Scripture: Psalm 107:1-3, 23-32 and Mark 4:35-41
Pastor Charles' Warmup for August 27:
This Sunday, August 27th, we have two remarkable and relevant Scriptures before us: Psalm 107:1-3, 23-32 and Mark 4:35-41. Psalm 107 begins the fifth and last Book of Psalms, mirroring the five Books of the Law.
Our NRSV pew Bible titles Psalm 107 "Thanksgiving for Deliverance from Many Troubles." And that it is. The psalmist begins, "O give thanks to the Lord who is good, whose mercy endures forever."
Gathering to give our thanks to the Lord is what believers do in worship week by week. When times are good it is natural to offer our thanksgivings to a good and gracious God. But when days are difficult, the psalmist encourages us to give thanks all the more. In the very next breath the psalmist sings, "Let the redeemed of the Lord say so." And what are we saying? "Thank you, Lord, you are good!" Yet the psalmist's context is not thanksgiving during easy times, but in troubling days. The psalmist finishes, "Let the redeemed of the Lord say so, those the Lord has redeemed from trouble."
Our lives, our church, our nation and the nations of the world live in troubling times. What is our first response? The psalmist answers us: "O give thanks to the Lord, for the Lord is good." On Sunday we will sing in our traditional service (9:30 am) three sturdy and thoughtful hymns.
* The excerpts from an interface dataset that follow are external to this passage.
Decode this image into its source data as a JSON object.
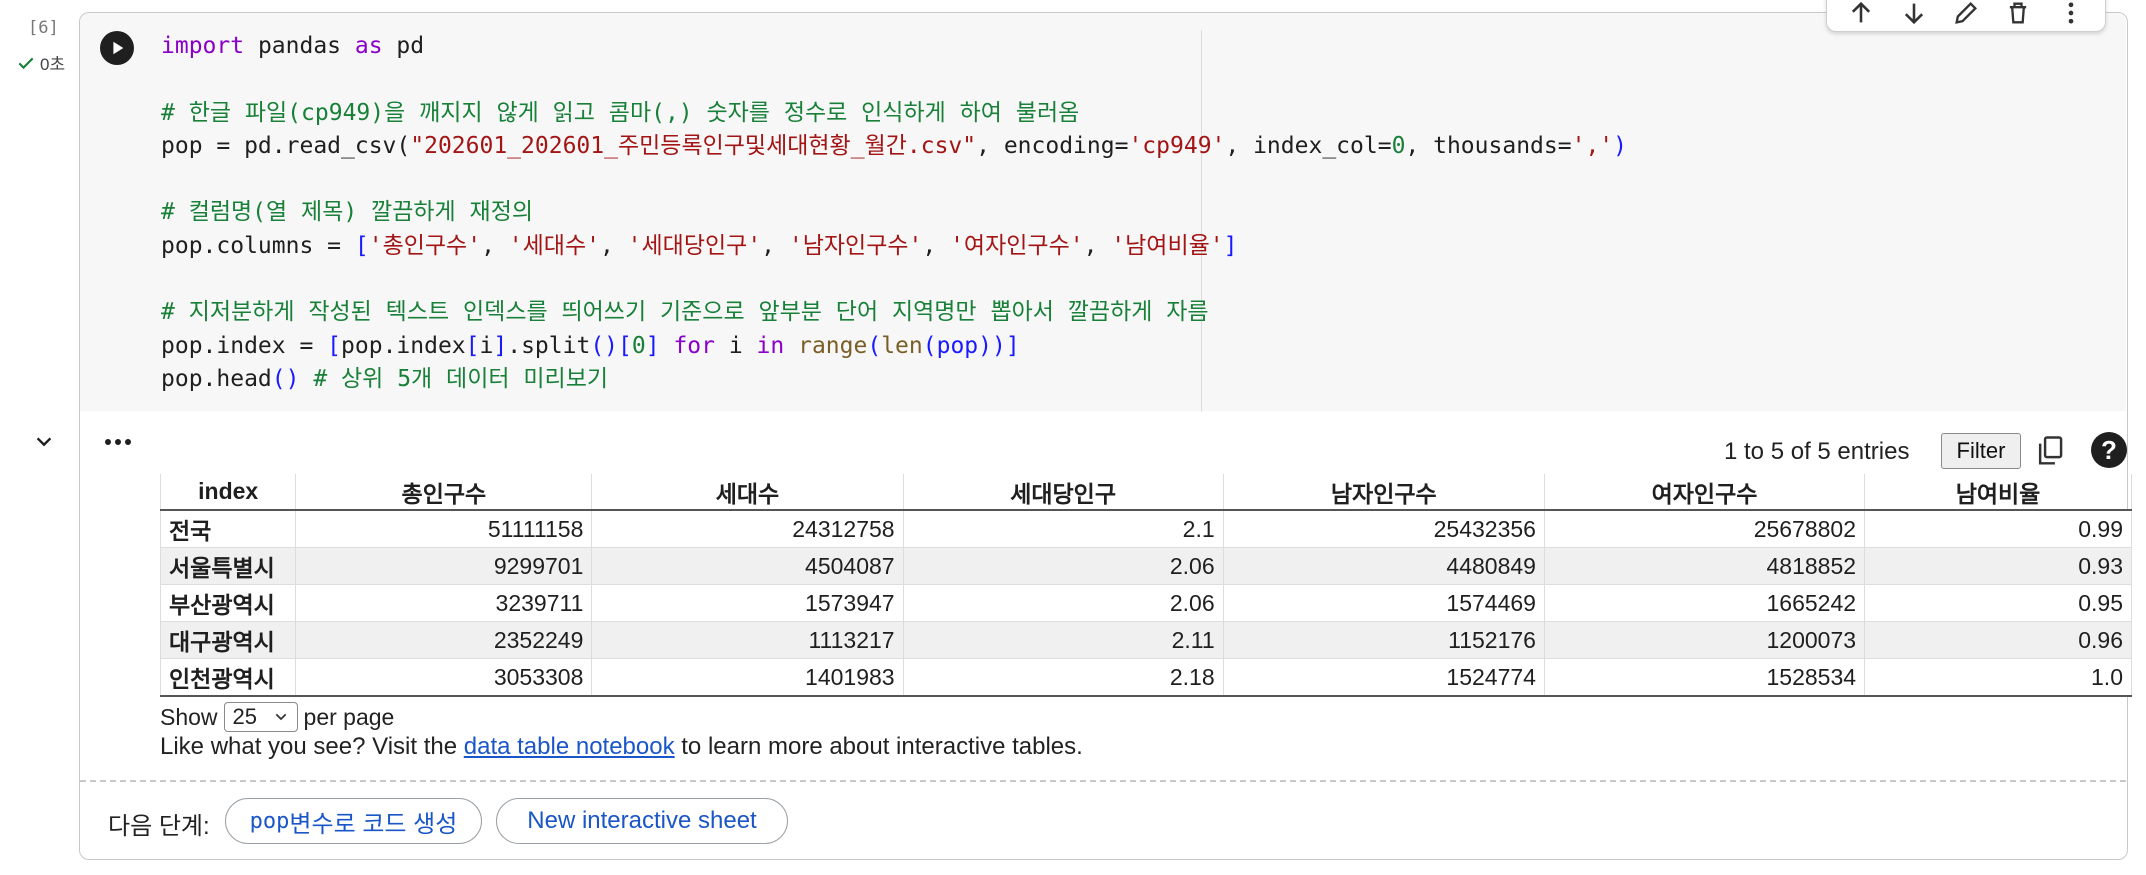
{
  "cell": {
    "execution_count": "[6]",
    "status_time": "0초",
    "code_lines": [
      [
        {
          "t": "import",
          "c": "kw"
        },
        {
          "t": " pandas ",
          "c": ""
        },
        {
          "t": "as",
          "c": "kw"
        },
        {
          "t": " pd",
          "c": ""
        }
      ],
      [],
      [
        {
          "t": "# 한글 파일(cp949)을 깨지지 않게 읽고 콤마(,) 숫자를 정수로 인식하게 하여 불러옴",
          "c": "cm"
        }
      ],
      [
        {
          "t": "pop = pd.read_csv(",
          "c": ""
        },
        {
          "t": "\"202601_202601_주민등록인구및세대현황_월간.csv\"",
          "c": "st"
        },
        {
          "t": ", encoding=",
          "c": ""
        },
        {
          "t": "'cp949'",
          "c": "st"
        },
        {
          "t": ", index_col=",
          "c": ""
        },
        {
          "t": "0",
          "c": "cm"
        },
        {
          "t": ", thousands=",
          "c": ""
        },
        {
          "t": "','",
          "c": "st"
        },
        {
          "t": ")",
          "c": "bl"
        }
      ],
      [],
      [
        {
          "t": "# 컬럼명(열 제목) 깔끔하게 재정의",
          "c": "cm"
        }
      ],
      [
        {
          "t": "pop.columns = ",
          "c": ""
        },
        {
          "t": "[",
          "c": "bl"
        },
        {
          "t": "'총인구수'",
          "c": "st"
        },
        {
          "t": ", ",
          "c": ""
        },
        {
          "t": "'세대수'",
          "c": "st"
        },
        {
          "t": ", ",
          "c": ""
        },
        {
          "t": "'세대당인구'",
          "c": "st"
        },
        {
          "t": ", ",
          "c": ""
        },
        {
          "t": "'남자인구수'",
          "c": "st"
        },
        {
          "t": ", ",
          "c": ""
        },
        {
          "t": "'여자인구수'",
          "c": "st"
        },
        {
          "t": ", ",
          "c": ""
        },
        {
          "t": "'남여비율'",
          "c": "st"
        },
        {
          "t": "]",
          "c": "bl"
        }
      ],
      [],
      [
        {
          "t": "# 지저분하게 작성된 텍스트 인덱스를 띄어쓰기 기준으로 앞부분 단어 지역명만 뽑아서 깔끔하게 자름",
          "c": "cm"
        }
      ],
      [
        {
          "t": "pop.index = ",
          "c": ""
        },
        {
          "t": "[",
          "c": "bl"
        },
        {
          "t": "pop.index",
          "c": ""
        },
        {
          "t": "[",
          "c": "bl"
        },
        {
          "t": "i",
          "c": ""
        },
        {
          "t": "]",
          "c": "bl"
        },
        {
          "t": ".split",
          "c": ""
        },
        {
          "t": "()[",
          "c": "bl"
        },
        {
          "t": "0",
          "c": "cm"
        },
        {
          "t": "] ",
          "c": "bl"
        },
        {
          "t": "for",
          "c": "kw"
        },
        {
          "t": " i ",
          "c": ""
        },
        {
          "t": "in",
          "c": "kw"
        },
        {
          "t": " ",
          "c": ""
        },
        {
          "t": "range",
          "c": "fn"
        },
        {
          "t": "(",
          "c": "bl"
        },
        {
          "t": "len",
          "c": "fn"
        },
        {
          "t": "(pop))]",
          "c": "bl"
        }
      ],
      [
        {
          "t": "pop.head",
          "c": ""
        },
        {
          "t": "()",
          "c": "bl"
        },
        {
          "t": " # 상위 5개 데이터 미리보기",
          "c": "cm"
        }
      ]
    ]
  },
  "output": {
    "entries_text": "1 to 5 of 5 entries",
    "filter_label": "Filter",
    "help_label": "?",
    "table": {
      "columns": [
        "index",
        "총인구수",
        "세대수",
        "세대당인구",
        "남자인구수",
        "여자인구수",
        "남여비율"
      ],
      "rows": [
        [
          "전국",
          "51111158",
          "24312758",
          "2.1",
          "25432356",
          "25678802",
          "0.99"
        ],
        [
          "서울특별시",
          "9299701",
          "4504087",
          "2.06",
          "4480849",
          "4818852",
          "0.93"
        ],
        [
          "부산광역시",
          "3239711",
          "1573947",
          "2.06",
          "1574469",
          "1665242",
          "0.95"
        ],
        [
          "대구광역시",
          "2352249",
          "1113217",
          "2.11",
          "1152176",
          "1200073",
          "0.96"
        ],
        [
          "인천광역시",
          "3053308",
          "1401983",
          "2.18",
          "1524774",
          "1528534",
          "1.0"
        ]
      ]
    },
    "show_label": "Show",
    "per_page_value": "25",
    "per_page_label": "per page",
    "like_prefix": "Like what you see? Visit the ",
    "like_link": "data table notebook",
    "like_suffix": " to learn more about interactive tables."
  },
  "next_steps": {
    "label": "다음 단계:",
    "chip_var": "pop",
    "chip_code_suffix": " 변수로 코드 생성",
    "chip_sheet": "New interactive sheet"
  },
  "colors": {
    "keyword": "#8b00c7",
    "comment": "#188038",
    "string": "#a31515",
    "bracket": "#1a1aff",
    "link": "#1a56c8",
    "success": "#188038"
  }
}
In our contemporary service (11:15 am) we will sing a joyous variety of songs more recently composed. We also welcome Mende Miller for a Moment for Mission about her recent trip to Ukraine with Impact Ministries. This Sunday we will celebrate our monthly Service for Wholeness.
We will worship with thanks on our lips and gratitude in our harts this Lord's Day. As the redeemed of the Lord we gather on Sunday to "say so."
O give thanks to the Lord, for he is good; for his steadfast love endures forever.
Let the redeemed of the Lord say so, those he redeemed from trouble
and gathered in from the lands, from the east and from the west, from the north and from the south.
Some went down to the sea in ships, doing business on the mighty waters;
they saw the deeds of the Lord, his wondrous works in the deep.
For he commanded and raised the stormy wind, which lifted up the waves of the sea.
They mounted up to heaven, they went down to the depths; their courage melted away in their calamity;
they reeled and staggered like drunkards, and were at their wits’ end.
Then they cried to the Lord in their trouble, and he brought them out from their distress;
he made the storm be still, and the waves of the sea were hushed.
Then they were glad because they had quiet, and he brought them to their desired haven.
Let them thank the Lord for his steadfast love, for his wonderful works to humankind.
Let them extol him in the congregation of the people, and praise him in the assembly of the elders.
On that day, when evening had come, he said to them, “Let us go across to the other side.” And leaving the crowd behind, they took him with them in the boat, just as he was. Other boats were with him. A great windstorm arose, and the waves beat into the boat, so that the boat was already being swamped. But he was in the stern, asleep on the cushion; and they woke him up and said to him, “Teacher, do you not care that we are perishing?” He woke up and rebuked the wind, and said to the sea, “Peace! Be still!” Then the wind ceased, and there was a dead calm. He said to them, “Why are you afraid? Have you still no faith?” And they were filled with great awe and said to one another, “Who then is this, that even the wind and the sea obey him?”